I had my system report a "failing" status on the hard drive when I started up Disk Utility for a regular backup. At that point the drive had been causing some pauses in the system's operation, but was still reading and writing data OK. Before I finished the backup, however, it stopped transferring data completely. After restarting using the Tiger CD and running Disk Utility again, Disk Utility did not see the hard disk at all.
Thanks to doing backups regularly I only lost a few days' work, which was a pain to redo, but not overly onerous. Restoring the system each time after I get it back from service has been a far larger burden.
Afterward I ran TTD from the APP CD, and it reported failure on all hard disk tests, all other tests ran fine. At this point I called AppleCare and let them know what I had done, and the results. They immediately concurred that a SMART failure was a hard disk failure below the system level before I reported the other testing. I think whoever asked you to reinstall the system wasn't following their troubleshooting scripts properly--SMART failures don't involve the OS, it's the hard drive itself reporting a problem.

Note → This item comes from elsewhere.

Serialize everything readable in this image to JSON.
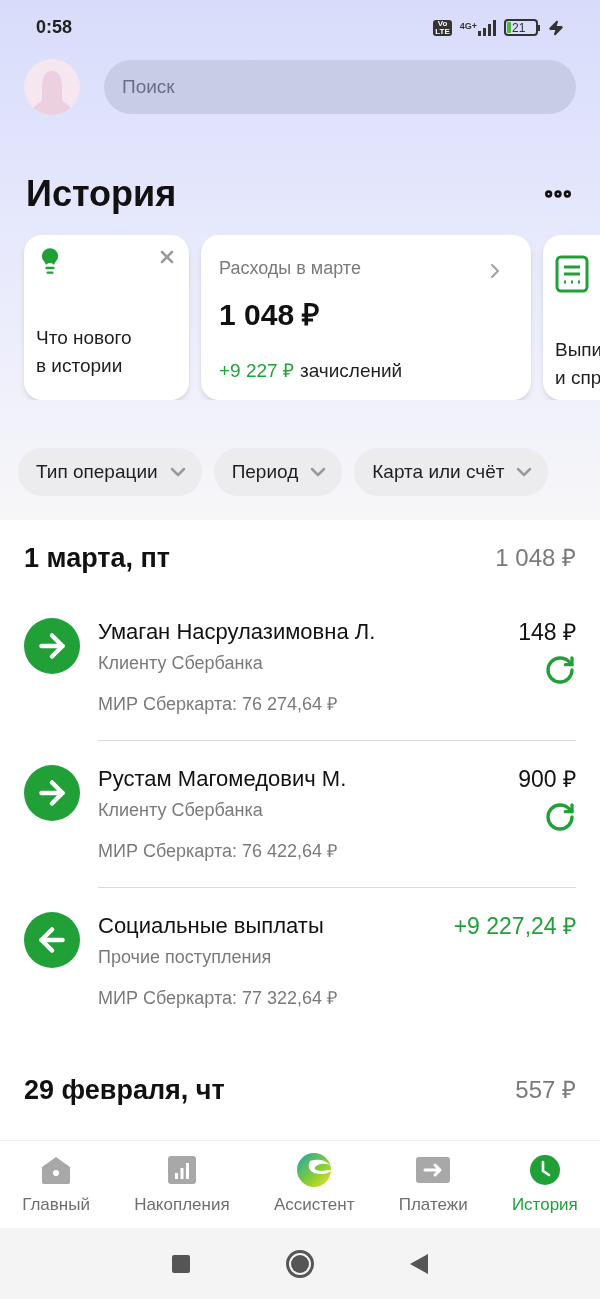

In my case, I had had a prior hard disk failure similar to this one. When Apple said they'd replace the hard drive, I asked them to make sure there wasn't some other condition that was causing the hard drive failures. Well, so far as I can tell they did a hard drive swap then ran only the standard benchtop system tests (not that I can blame them for doing that, service costs have to be managed, but they had implied that they would do more, and that's where the problem is--they shouldn't say they're going to do what they won't.)
About a week after the system came back the new hard drive failed (just long enough for me to get everything set back up the way it had been a week before the failure and get current updates installed.)
As this was a third failure, they agreed to replace the system. I'm waiting for my replacement system now. Hopefully with yours it will only require a hard drive swap. In my case that was not enough. It seems that there is a general policy of waiting for the third failure before considering replacing a system with problems that don't succumb to simple troubleshooting. It's too bad, because the signs were there prior to the second repair and I'd be a lot happier if I hadn't had to wait for a third failure.
The repairs were done very quickly each time. The turnaround was about a week including shipping times. The repairs were performed well both times, with no other damage to my PB. In fact, on the first repair they replaced my modem connector as well as my hard disk since that failed their testing. I had had a problem with it with one connector in my house beforehand, but figured I had an out-of-spec cable since the Mac worked with every other cable I attached it to (when it came back it even worked with that cable.) I hadn't reported any problems with the modem port, BTW.
The only problem was that in my case the repairs were apparently only addressing a symptom, not the actual problem.